The largest, brightest full moon in nearly seven decades will be on display this evening, promising Earth-bound sky-watchers a celestial "supermoon" spectacle.
The full moon will come nearer to Earth than at any time since 1948, astronomers said. At closest approach, which occurs at 6:23 a.m. EST on Monday, the moon will pass within 216,486 miles of Earth's surface, about 22,000 miles (35,400 km) closer than average.
If skies are clear, the upcoming full moon will appear up to 14 per cent bigger and 30 per cent brighter than usual, making it what is called a supermoon, according to NASA. A supermoon occurs when the timing of a full moon overlaps with the point in the moon's 28-day orbit that is closest to Earth. About every 14th full moon is a supermoon, said University of Wisconsin astronomer Jim Lattis.
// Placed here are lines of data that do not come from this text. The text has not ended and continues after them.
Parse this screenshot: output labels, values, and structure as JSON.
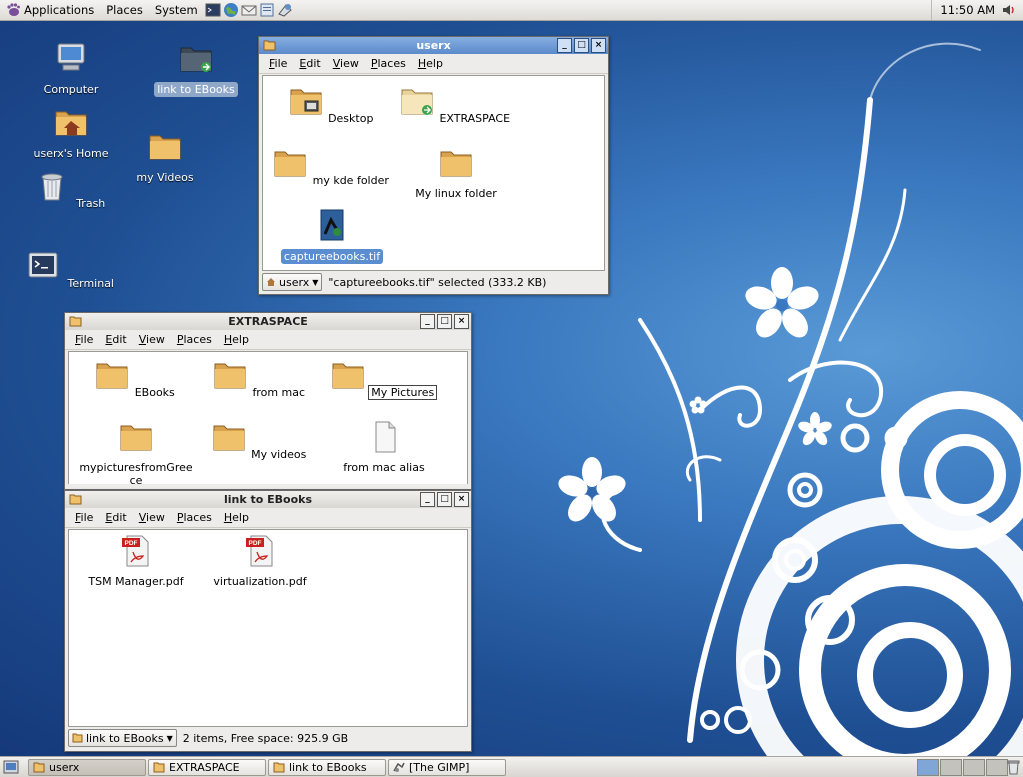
{
  "top_panel": {
    "menus": [
      "Applications",
      "Places",
      "System"
    ],
    "launchers": [
      "terminal-icon",
      "browser-icon",
      "mail-icon",
      "editor-icon",
      "notes-icon"
    ],
    "clock": "11:50 AM"
  },
  "desktop_icons": [
    {
      "label": "Computer",
      "icon": "computer-icon"
    },
    {
      "label": "link to EBooks",
      "icon": "folder-link-icon"
    },
    {
      "label": "userx's Home",
      "icon": "home-folder-icon"
    },
    {
      "label": "my Videos",
      "icon": "folder-icon"
    },
    {
      "label": "Trash",
      "icon": "trash-icon"
    },
    {
      "label": "Terminal",
      "icon": "terminal-icon"
    }
  ],
  "windows": {
    "userx": {
      "title": "userx",
      "menu": [
        "File",
        "Edit",
        "View",
        "Places",
        "Help"
      ],
      "items": [
        {
          "label": "Desktop"
        },
        {
          "label": "EXTRASPACE"
        },
        {
          "label": "my kde folder"
        },
        {
          "label": "My linux folder"
        },
        {
          "label": "captureebooks.tif"
        }
      ],
      "location": "userx",
      "status": "\"captureebooks.tif\" selected (333.2 KB)"
    },
    "extraspace": {
      "title": "EXTRASPACE",
      "menu": [
        "File",
        "Edit",
        "View",
        "Places",
        "Help"
      ],
      "items": [
        {
          "label": "EBooks"
        },
        {
          "label": "from mac"
        },
        {
          "label": "My Pictures"
        },
        {
          "label": "mypicturesfromGree"
        },
        {
          "label": "ce"
        },
        {
          "label": "My videos"
        },
        {
          "label": "from mac alias"
        }
      ]
    },
    "ebooks": {
      "title": "link to EBooks",
      "menu": [
        "File",
        "Edit",
        "View",
        "Places",
        "Help"
      ],
      "items": [
        {
          "label": "TSM Manager.pdf",
          "badge": "PDF"
        },
        {
          "label": "virtualization.pdf",
          "badge": "PDF"
        }
      ],
      "location": "link to EBooks",
      "status": "2 items, Free space: 925.9 GB"
    }
  },
  "taskbar": [
    {
      "label": "userx"
    },
    {
      "label": "EXTRASPACE"
    },
    {
      "label": "link to EBooks"
    },
    {
      "label": "[The GIMP]"
    }
  ]
}
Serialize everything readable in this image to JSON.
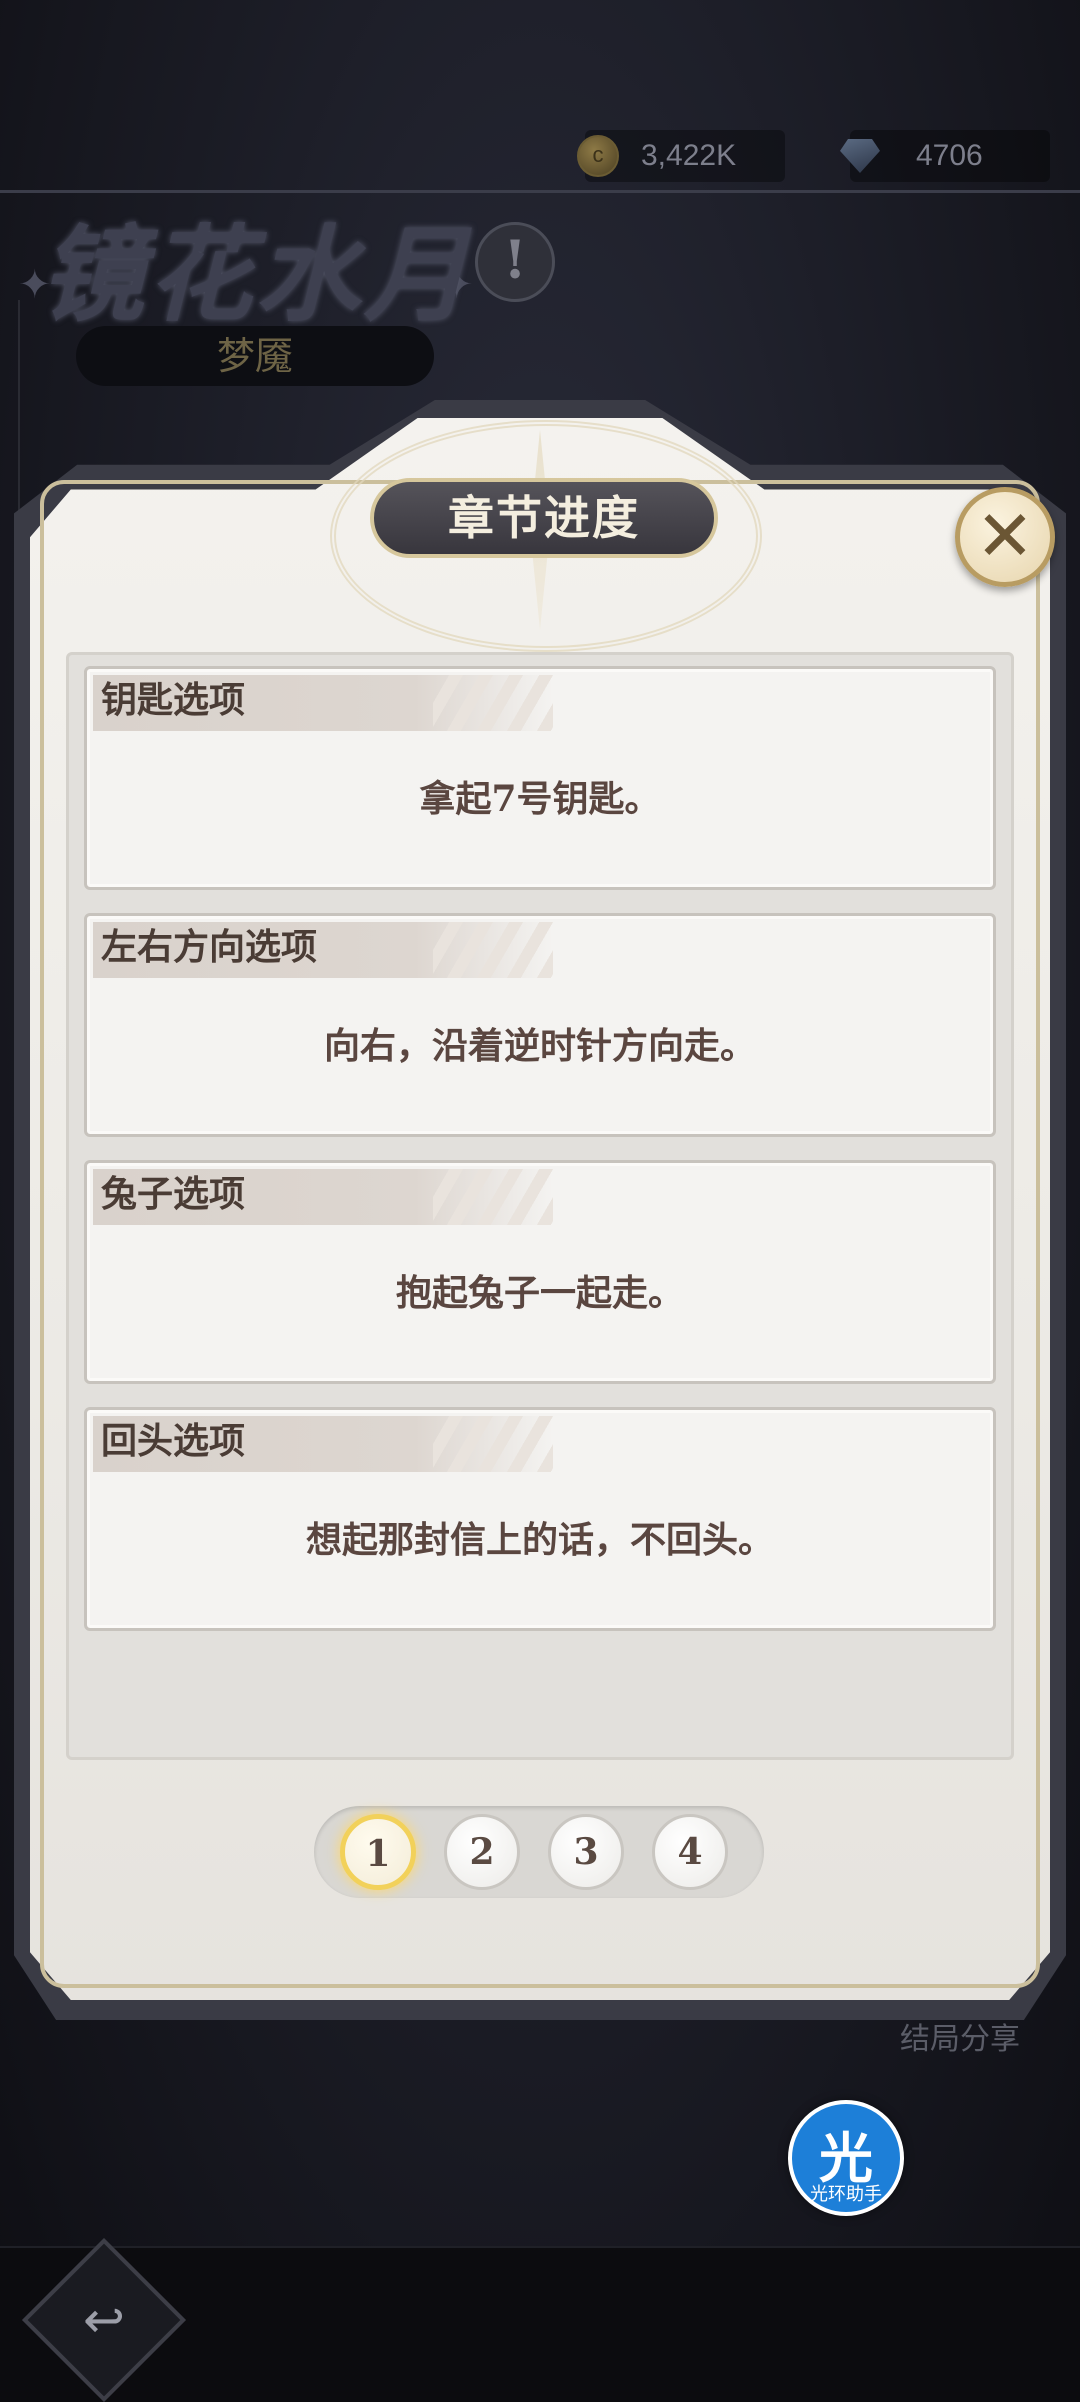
{
  "resources": {
    "coins": "3,422K",
    "gems": "4706",
    "coin_icon": "coin-icon",
    "gem_icon": "diamond-icon"
  },
  "chapter": {
    "title": "镜花水月",
    "subtitle": "梦魇"
  },
  "modal": {
    "title": "章节进度",
    "close_icon": "close-icon",
    "cards": [
      {
        "title": "钥匙选项",
        "text": "拿起7号钥匙。"
      },
      {
        "title": "左右方向选项",
        "text": "向右，沿着逆时针方向走。"
      },
      {
        "title": "兔子选项",
        "text": "抱起兔子一起走。"
      },
      {
        "title": "回头选项",
        "text": "想起那封信上的话，不回头。"
      }
    ],
    "pages": [
      "1",
      "2",
      "3",
      "4"
    ],
    "current_page": 1
  },
  "share_label": "结局分享",
  "assistant": {
    "glyph": "光",
    "label": "光环助手"
  },
  "colors": {
    "accent_gold": "#d6c79c",
    "active_page_ring": "#f2d15a",
    "assistant_blue": "#1d7fd8"
  }
}
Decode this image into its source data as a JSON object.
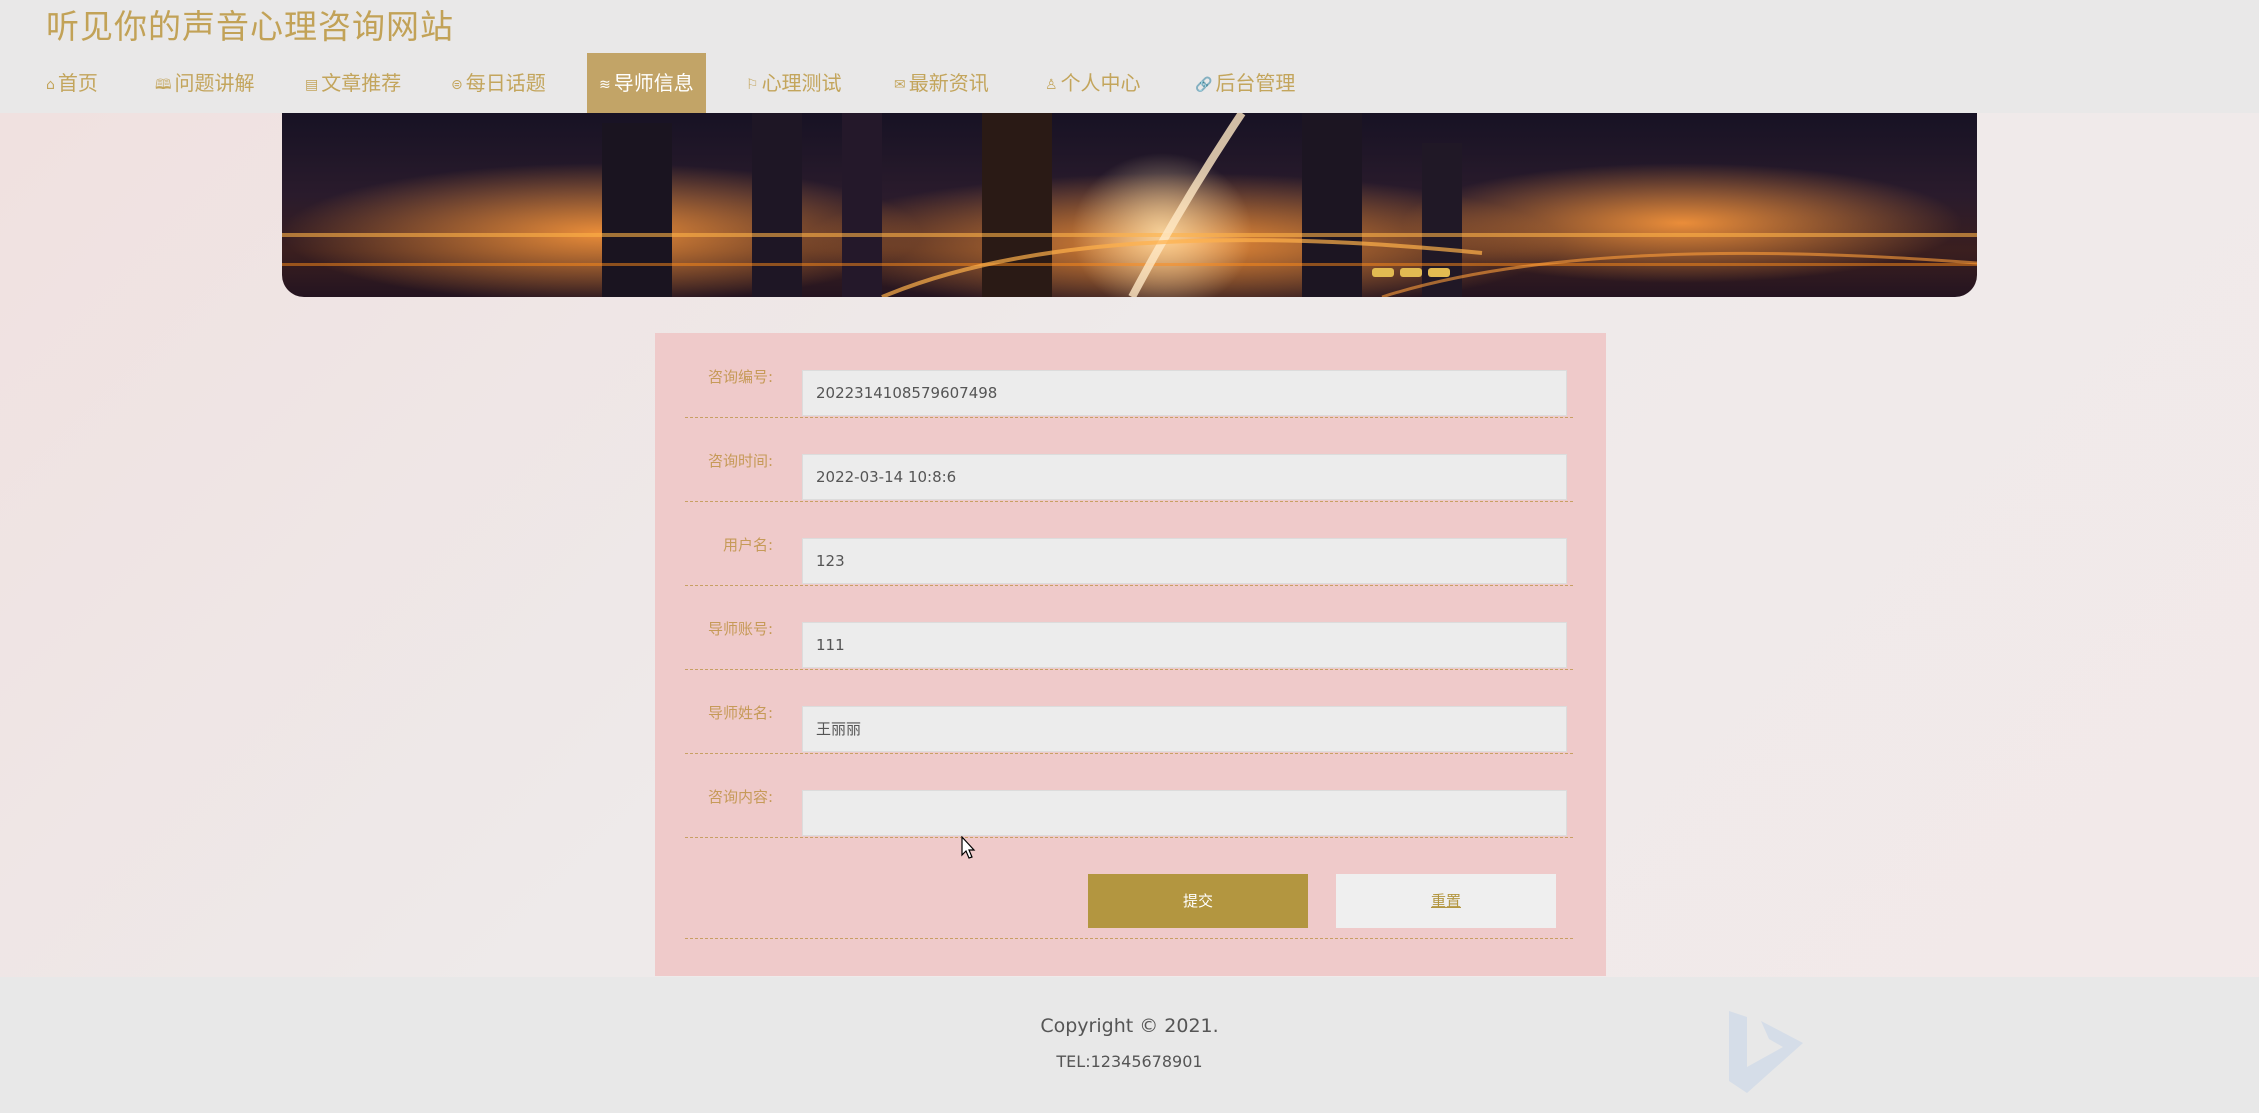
{
  "site": {
    "title": "听见你的声音心理咨询网站"
  },
  "nav": {
    "items": [
      {
        "label": "首页",
        "icon": "home-icon",
        "glyph": "⌂"
      },
      {
        "label": "问题讲解",
        "icon": "book-icon",
        "glyph": "🕮"
      },
      {
        "label": "文章推荐",
        "icon": "document-icon",
        "glyph": "▤"
      },
      {
        "label": "每日话题",
        "icon": "chat-icon",
        "glyph": "⊜"
      },
      {
        "label": "导师信息",
        "icon": "layers-icon",
        "glyph": "≋"
      },
      {
        "label": "心理测试",
        "icon": "flag-icon",
        "glyph": "⚐"
      },
      {
        "label": "最新资讯",
        "icon": "mail-icon",
        "glyph": "✉"
      },
      {
        "label": "个人中心",
        "icon": "user-icon",
        "glyph": "♙"
      },
      {
        "label": "后台管理",
        "icon": "link-icon",
        "glyph": "🔗"
      }
    ],
    "active_index": 4
  },
  "form": {
    "fields": [
      {
        "label": "咨询编号:",
        "value": "2022314108579607498"
      },
      {
        "label": "咨询时间:",
        "value": "2022-03-14 10:8:6"
      },
      {
        "label": "用户名:",
        "value": "123"
      },
      {
        "label": "导师账号:",
        "value": "111"
      },
      {
        "label": "导师姓名:",
        "value": "王丽丽"
      },
      {
        "label": "咨询内容:",
        "value": ""
      }
    ],
    "submit_label": "提交",
    "reset_label": "重置"
  },
  "footer": {
    "copyright": "Copyright © 2021.",
    "tel": "TEL:12345678901"
  },
  "colors": {
    "accent": "#c2a467",
    "button": "#b39640",
    "panel": "#efc4c4"
  }
}
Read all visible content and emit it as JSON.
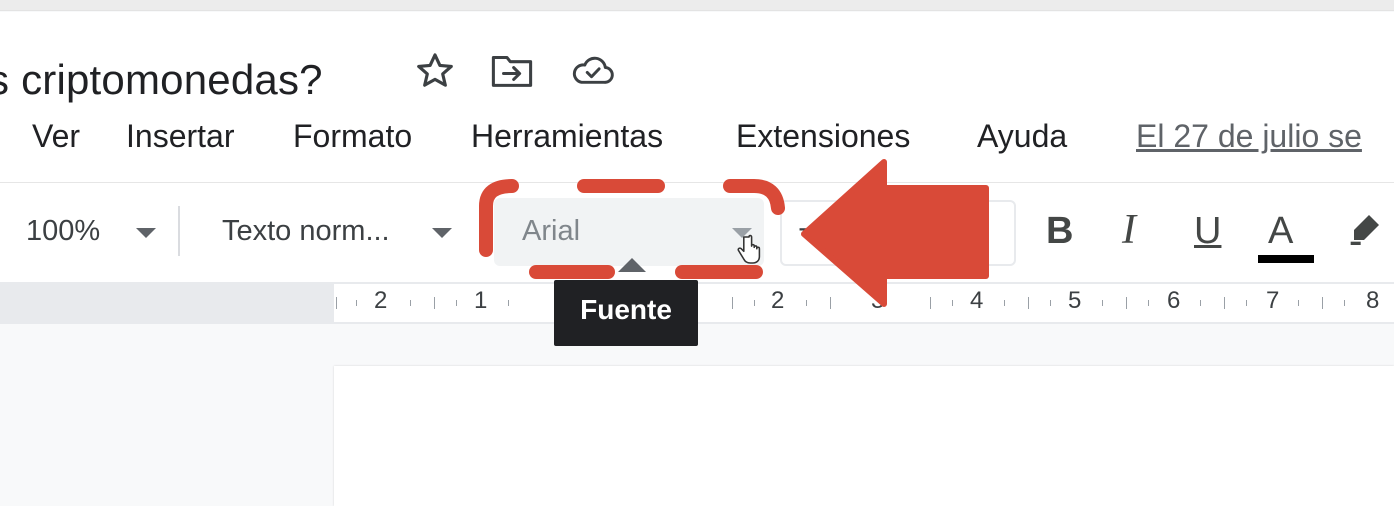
{
  "document": {
    "title": "s criptomonedas?",
    "icons": [
      "star-icon",
      "move-to-folder-icon",
      "cloud-saved-icon"
    ]
  },
  "menu": {
    "items": [
      {
        "label": "Ver"
      },
      {
        "label": "Insertar"
      },
      {
        "label": "Formato"
      },
      {
        "label": "Herramientas"
      },
      {
        "label": "Extensiones"
      },
      {
        "label": "Ayuda"
      }
    ],
    "notice": "El 27 de julio se"
  },
  "toolbar": {
    "zoom": "100%",
    "style": "Texto norm...",
    "font": "Arial",
    "font_size_minus": "−",
    "bold": "B",
    "italic": "I",
    "underline": "U",
    "text_color": "A",
    "text_color_value": "#000000",
    "icons": [
      "chevron-down-icon",
      "highlighter-icon"
    ]
  },
  "tooltip": {
    "label": "Fuente"
  },
  "ruler": {
    "labels": [
      "2",
      "1",
      "2",
      "3",
      "4",
      "5",
      "6",
      "7",
      "8"
    ]
  },
  "annotation": {
    "color": "#d94a38"
  }
}
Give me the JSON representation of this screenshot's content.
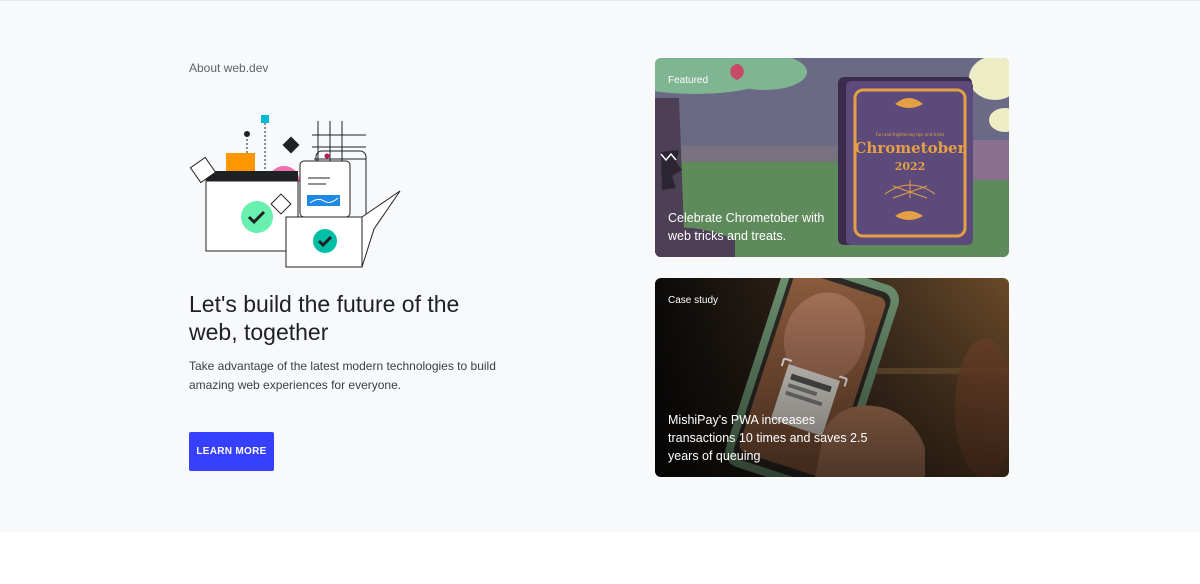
{
  "hero": {
    "eyebrow": "About web.dev",
    "headline": "Let's build the future of the web, together",
    "lede": "Take advantage of the latest modern technologies to build amazing web experiences for everyone.",
    "cta_label": "LEARN MORE",
    "cta_color": "#3740ff",
    "background": "#f8f9fa"
  },
  "cards": [
    {
      "tag": "Featured",
      "title": "Celebrate Chrometober with web tricks and treats.",
      "book_title": "Chrometober",
      "book_year": "2022",
      "book_subtitle": "Fun and frightening tips and tricks"
    },
    {
      "tag": "Case study",
      "title": "MishiPay's PWA increases transactions 10 times and saves 2.5 years of queuing"
    }
  ]
}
The next time a full moon comes as close to Earth will be in 2034.
Here we look at some pictures of the moon already sighted across the globe.
Comments are moderated and generally will be posted if they are on-topic and not abusive.
For more information, please see our Comments FAQ